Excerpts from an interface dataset

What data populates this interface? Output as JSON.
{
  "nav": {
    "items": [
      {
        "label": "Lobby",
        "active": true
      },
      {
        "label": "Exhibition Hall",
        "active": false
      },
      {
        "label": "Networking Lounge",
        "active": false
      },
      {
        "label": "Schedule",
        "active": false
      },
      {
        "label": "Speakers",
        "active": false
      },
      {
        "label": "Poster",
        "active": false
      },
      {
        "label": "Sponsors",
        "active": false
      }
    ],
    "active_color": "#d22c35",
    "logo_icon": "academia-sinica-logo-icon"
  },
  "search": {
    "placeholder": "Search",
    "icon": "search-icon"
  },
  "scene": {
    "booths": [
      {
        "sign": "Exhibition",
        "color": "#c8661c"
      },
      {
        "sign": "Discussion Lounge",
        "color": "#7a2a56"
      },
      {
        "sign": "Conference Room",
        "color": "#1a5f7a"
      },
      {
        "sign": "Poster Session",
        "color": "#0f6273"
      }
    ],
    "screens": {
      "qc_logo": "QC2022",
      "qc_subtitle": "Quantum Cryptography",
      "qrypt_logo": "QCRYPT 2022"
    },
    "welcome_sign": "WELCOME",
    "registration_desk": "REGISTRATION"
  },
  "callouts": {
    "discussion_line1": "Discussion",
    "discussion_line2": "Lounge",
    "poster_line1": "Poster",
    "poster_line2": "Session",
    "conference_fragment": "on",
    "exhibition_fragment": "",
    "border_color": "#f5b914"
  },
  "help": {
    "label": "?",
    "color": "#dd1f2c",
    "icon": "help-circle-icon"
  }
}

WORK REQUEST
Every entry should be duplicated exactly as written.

EXPECTED ANSWER
What data populates this interface? Output as JSON.
{
  "nav": {
    "items": [
      {
        "label": "Lobby",
        "active": true
      },
      {
        "label": "Exhibition Hall",
        "active": false
      },
      {
        "label": "Networking Lounge",
        "active": false
      },
      {
        "label": "Schedule",
        "active": false
      },
      {
        "label": "Speakers",
        "active": false
      },
      {
        "label": "Poster",
        "active": false
      },
      {
        "label": "Sponsors",
        "active": false
      }
    ],
    "active_color": "#d22c35",
    "logo_icon": "academia-sinica-logo-icon"
  },
  "search": {
    "placeholder": "Search",
    "icon": "search-icon"
  },
  "scene": {
    "booths": [
      {
        "sign": "Exhibition",
        "color": "#c8661c"
      },
      {
        "sign": "Discussion Lounge",
        "color": "#7a2a56"
      },
      {
        "sign": "Conference Room",
        "color": "#1a5f7a"
      },
      {
        "sign": "Poster Session",
        "color": "#0f6273"
      }
    ],
    "screens": {
      "qc_logo": "QC2022",
      "qc_subtitle": "Quantum Cryptography",
      "qrypt_logo": "QCRYPT 2022"
    },
    "welcome_sign": "WELCOME",
    "registration_desk": "REGISTRATION"
  },
  "callouts": {
    "discussion_line1": "Discussion",
    "discussion_line2": "Lounge",
    "poster_line1": "Poster",
    "poster_line2": "Session",
    "conference_fragment": "on",
    "exhibition_fragment": "",
    "border_color": "#f5b914"
  },
  "help": {
    "label": "?",
    "color": "#dd1f2c",
    "icon": "help-circle-icon"
  }
}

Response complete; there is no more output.